One drawback, however, is that these share houses usually are quite strict with their rules. The one I stayed at didn’t have a curfew, but some do. Most of the time you cannot bring anyone of the opposite gender to your room much less your floor (there may be a co-ed floor, but some floors are strictly men-only or women-only floors. Visitors are required to sign in and usually cannot stay past a certain time. Furthermore, you may have to pay 2000yen or so per night for any overnight guests you may have.

In any case, share houses are quite fun for the amount you’re paying!

10) Important things to know: These are just based on my own experiences and preferences (I’m still learning too)! If there is any you’d like to add to this list or correct me on feel free to comment or message me.

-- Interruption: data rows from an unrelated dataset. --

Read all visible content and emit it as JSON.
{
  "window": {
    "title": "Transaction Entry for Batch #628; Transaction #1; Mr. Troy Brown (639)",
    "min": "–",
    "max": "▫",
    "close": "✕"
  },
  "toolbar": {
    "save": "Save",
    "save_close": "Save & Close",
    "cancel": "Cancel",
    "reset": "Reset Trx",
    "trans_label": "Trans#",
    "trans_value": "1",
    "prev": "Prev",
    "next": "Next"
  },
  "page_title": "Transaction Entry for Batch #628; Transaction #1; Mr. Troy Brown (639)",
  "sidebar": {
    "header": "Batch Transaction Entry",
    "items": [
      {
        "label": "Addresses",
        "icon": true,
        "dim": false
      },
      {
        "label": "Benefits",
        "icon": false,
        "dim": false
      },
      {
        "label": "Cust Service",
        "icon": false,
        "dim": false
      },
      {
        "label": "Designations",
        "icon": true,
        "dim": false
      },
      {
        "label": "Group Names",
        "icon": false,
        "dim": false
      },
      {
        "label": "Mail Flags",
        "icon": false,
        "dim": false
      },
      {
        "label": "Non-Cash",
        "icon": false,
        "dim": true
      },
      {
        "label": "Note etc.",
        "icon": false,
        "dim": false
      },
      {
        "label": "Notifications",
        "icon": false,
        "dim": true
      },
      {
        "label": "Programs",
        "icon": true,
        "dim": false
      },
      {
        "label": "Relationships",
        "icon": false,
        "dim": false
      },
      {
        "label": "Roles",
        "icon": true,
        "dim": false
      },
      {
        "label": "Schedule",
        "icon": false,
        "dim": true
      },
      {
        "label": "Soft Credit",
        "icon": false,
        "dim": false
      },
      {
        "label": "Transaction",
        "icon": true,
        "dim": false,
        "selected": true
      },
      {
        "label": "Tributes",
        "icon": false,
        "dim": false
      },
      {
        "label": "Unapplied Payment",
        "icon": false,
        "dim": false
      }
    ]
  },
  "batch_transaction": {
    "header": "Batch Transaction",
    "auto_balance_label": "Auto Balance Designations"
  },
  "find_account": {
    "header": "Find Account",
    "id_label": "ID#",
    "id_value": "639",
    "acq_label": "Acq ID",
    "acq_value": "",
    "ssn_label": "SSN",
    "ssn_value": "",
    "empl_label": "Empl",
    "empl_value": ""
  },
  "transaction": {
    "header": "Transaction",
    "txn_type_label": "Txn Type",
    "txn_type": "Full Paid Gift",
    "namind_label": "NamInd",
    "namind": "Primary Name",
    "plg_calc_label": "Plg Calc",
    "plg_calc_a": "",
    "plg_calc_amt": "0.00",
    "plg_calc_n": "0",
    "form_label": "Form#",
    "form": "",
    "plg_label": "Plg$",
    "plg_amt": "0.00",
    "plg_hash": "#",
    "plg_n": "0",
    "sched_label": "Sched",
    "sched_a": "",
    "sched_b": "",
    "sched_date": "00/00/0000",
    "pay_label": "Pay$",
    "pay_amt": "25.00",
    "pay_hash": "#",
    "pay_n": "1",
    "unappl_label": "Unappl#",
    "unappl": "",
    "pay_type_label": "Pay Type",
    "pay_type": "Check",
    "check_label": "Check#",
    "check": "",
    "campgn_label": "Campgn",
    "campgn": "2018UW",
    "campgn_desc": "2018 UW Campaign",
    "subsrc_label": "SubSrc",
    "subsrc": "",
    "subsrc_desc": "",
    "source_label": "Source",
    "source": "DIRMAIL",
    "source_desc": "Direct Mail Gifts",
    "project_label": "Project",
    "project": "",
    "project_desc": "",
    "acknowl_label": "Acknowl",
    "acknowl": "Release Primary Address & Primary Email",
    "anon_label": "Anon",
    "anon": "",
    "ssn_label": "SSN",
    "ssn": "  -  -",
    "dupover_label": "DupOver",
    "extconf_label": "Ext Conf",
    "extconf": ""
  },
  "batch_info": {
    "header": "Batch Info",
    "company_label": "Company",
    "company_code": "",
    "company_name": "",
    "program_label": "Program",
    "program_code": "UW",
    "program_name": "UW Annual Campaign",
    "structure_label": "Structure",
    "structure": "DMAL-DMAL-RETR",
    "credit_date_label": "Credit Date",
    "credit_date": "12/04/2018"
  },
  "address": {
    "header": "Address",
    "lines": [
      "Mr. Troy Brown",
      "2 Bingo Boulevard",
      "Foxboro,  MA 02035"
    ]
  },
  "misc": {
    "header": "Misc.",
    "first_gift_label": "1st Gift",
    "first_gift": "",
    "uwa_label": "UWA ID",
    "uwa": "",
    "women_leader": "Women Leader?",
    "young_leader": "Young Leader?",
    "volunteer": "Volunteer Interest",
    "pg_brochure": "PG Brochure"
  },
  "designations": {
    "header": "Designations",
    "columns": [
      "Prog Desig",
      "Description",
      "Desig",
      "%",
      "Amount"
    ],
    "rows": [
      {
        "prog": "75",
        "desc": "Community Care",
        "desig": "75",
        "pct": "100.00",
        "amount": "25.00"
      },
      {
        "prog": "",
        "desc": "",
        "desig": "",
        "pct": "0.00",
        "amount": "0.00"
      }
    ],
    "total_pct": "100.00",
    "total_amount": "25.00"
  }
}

Considering I lived in a dorm all throughout college, renting my first apartment on my own has definitely been an invaluable experience. I feel like once you can rent an apartment in a foreign country (in a foreign language to boot), you can definitely rent an apartment in your home country. This has been a real world learning experience for me (haha! college did not prepare me for this), but overall I’m quite happy with the apartment I got and while this has been stressful, it had it’s own upsides!  I can definitely use this knowledge I’ve gained for the future ♥︎.